• **Your instructions**
Please return every line from the entries that has the string "title" in it.

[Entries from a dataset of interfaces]
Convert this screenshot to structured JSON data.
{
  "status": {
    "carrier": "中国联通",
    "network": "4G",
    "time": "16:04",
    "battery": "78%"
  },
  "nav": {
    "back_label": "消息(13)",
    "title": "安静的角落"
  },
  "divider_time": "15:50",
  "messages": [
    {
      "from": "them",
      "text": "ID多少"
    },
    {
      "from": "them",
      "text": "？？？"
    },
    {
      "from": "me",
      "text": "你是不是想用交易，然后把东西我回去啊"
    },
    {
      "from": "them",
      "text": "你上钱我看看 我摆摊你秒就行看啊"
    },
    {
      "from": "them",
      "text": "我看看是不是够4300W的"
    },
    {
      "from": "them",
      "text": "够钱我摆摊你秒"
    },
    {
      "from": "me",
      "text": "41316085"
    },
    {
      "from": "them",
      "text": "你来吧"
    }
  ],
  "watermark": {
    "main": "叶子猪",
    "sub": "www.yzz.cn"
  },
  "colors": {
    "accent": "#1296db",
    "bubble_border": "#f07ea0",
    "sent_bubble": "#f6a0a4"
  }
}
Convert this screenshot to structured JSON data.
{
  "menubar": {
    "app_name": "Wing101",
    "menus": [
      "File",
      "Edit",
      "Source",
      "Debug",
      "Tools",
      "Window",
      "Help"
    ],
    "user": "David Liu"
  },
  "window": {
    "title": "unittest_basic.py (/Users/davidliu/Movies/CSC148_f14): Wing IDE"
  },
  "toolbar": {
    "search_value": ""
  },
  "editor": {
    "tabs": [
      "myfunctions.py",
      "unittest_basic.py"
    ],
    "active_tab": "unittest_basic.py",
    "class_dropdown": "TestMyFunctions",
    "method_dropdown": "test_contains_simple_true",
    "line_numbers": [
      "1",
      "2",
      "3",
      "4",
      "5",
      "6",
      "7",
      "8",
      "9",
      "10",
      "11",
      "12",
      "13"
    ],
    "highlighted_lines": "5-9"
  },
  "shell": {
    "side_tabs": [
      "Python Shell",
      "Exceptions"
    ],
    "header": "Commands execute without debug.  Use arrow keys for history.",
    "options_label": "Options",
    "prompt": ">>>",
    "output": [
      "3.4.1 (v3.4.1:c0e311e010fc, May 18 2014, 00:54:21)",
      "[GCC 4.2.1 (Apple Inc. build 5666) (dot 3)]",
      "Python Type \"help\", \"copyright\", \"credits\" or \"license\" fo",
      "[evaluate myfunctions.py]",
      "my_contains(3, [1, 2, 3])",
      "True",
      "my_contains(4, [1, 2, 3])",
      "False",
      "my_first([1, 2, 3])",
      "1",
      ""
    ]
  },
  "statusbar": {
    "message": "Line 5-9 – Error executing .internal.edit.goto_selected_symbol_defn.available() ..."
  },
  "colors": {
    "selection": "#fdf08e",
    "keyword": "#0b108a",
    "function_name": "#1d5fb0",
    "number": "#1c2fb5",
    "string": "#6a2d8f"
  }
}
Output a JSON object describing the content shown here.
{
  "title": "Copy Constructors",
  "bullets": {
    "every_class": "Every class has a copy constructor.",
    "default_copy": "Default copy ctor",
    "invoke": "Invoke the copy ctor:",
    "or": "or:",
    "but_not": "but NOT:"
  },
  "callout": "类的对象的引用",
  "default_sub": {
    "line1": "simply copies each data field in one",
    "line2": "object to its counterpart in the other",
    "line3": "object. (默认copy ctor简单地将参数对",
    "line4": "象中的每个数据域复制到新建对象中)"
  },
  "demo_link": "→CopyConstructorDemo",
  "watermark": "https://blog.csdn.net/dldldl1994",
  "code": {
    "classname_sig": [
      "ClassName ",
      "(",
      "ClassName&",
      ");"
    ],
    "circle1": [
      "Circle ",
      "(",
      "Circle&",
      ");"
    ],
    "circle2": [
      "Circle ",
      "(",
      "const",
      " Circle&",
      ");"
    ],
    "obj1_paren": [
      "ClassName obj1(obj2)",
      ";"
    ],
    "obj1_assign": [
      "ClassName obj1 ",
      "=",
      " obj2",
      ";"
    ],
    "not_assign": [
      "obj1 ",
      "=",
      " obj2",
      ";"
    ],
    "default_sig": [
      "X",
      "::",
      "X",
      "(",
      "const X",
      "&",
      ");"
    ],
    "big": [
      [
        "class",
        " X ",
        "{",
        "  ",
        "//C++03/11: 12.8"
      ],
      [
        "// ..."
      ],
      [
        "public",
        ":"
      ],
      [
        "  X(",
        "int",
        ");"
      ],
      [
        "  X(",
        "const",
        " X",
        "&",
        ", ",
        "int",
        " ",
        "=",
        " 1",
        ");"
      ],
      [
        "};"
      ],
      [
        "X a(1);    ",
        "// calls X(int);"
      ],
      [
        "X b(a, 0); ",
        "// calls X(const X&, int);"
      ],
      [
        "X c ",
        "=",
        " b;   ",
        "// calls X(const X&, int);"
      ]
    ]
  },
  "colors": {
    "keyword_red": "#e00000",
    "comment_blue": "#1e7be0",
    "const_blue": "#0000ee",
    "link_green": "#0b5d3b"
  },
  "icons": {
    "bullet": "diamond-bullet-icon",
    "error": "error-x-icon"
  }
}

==

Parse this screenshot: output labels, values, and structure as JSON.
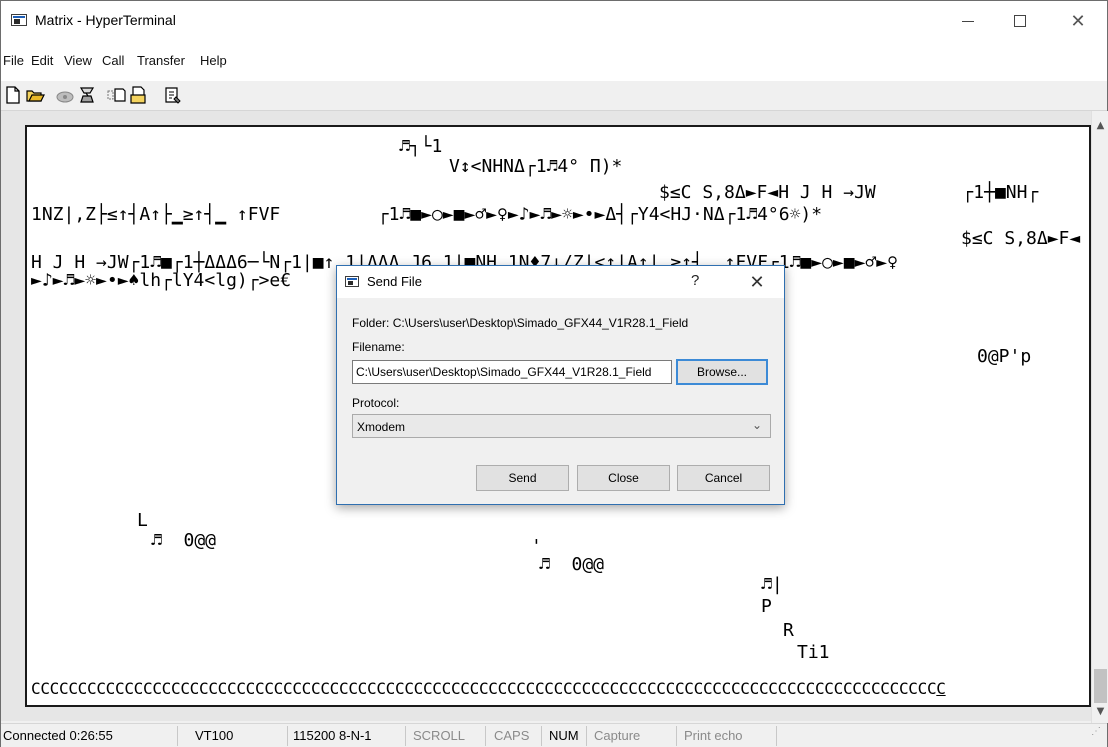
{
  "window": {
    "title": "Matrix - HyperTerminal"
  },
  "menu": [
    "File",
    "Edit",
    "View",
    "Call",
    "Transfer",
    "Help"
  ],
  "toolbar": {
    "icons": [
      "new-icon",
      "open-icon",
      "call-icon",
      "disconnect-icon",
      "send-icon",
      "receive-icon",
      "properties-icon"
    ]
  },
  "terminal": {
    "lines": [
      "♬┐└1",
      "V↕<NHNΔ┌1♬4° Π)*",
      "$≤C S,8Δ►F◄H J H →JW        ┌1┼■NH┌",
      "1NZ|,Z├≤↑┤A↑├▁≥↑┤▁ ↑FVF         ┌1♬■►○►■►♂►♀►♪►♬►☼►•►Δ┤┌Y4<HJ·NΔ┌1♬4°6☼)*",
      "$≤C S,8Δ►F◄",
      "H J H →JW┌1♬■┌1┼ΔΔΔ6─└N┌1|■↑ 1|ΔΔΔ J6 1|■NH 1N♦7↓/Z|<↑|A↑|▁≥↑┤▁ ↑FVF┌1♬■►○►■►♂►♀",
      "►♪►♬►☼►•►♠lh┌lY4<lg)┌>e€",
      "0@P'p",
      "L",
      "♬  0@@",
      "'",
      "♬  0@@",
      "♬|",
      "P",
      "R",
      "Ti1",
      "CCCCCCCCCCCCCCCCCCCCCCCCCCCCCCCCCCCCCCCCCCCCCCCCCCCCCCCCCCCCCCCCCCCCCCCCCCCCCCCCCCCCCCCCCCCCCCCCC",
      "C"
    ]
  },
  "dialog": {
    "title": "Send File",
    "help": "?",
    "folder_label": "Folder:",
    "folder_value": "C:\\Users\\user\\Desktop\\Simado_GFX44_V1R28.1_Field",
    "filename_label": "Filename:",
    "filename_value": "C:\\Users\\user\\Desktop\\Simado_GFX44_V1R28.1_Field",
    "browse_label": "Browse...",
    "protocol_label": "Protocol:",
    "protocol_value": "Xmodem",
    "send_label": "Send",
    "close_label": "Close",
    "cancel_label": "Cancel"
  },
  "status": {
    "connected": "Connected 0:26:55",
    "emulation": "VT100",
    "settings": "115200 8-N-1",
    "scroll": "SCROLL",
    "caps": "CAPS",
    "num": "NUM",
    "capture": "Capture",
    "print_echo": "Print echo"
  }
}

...

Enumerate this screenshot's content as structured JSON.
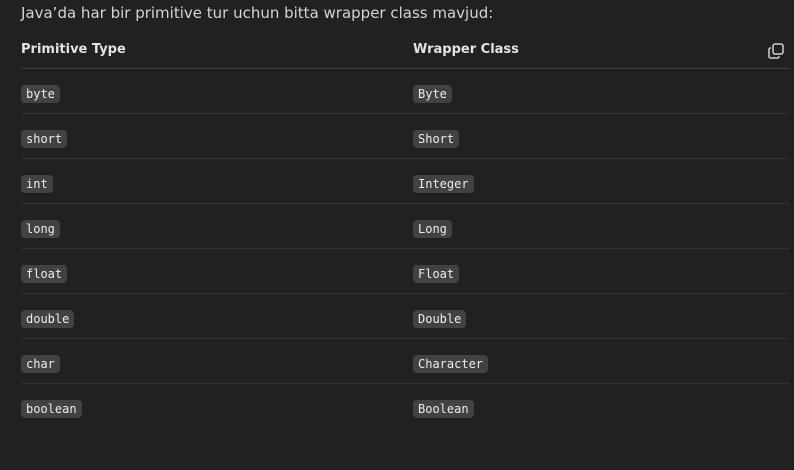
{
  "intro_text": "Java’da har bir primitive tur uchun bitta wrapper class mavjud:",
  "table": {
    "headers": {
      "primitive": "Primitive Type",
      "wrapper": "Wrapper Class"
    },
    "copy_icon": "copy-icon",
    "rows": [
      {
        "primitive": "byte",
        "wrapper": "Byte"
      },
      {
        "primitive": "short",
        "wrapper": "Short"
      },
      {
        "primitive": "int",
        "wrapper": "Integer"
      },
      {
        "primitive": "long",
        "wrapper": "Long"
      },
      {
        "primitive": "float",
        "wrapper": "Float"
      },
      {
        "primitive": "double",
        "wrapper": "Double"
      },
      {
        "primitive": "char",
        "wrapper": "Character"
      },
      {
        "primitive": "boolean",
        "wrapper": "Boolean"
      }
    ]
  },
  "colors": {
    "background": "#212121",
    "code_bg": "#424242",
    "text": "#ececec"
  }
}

• **Result below**
    "title": "安静的角落"
    "title": "unittest_basic.py (/Users/davidliu/Movies/CSC148_f14): Wing IDE"
  "title": "Copy Constructors",
    "title": "Matrix - HyperTerminal"
    "title": "Send File",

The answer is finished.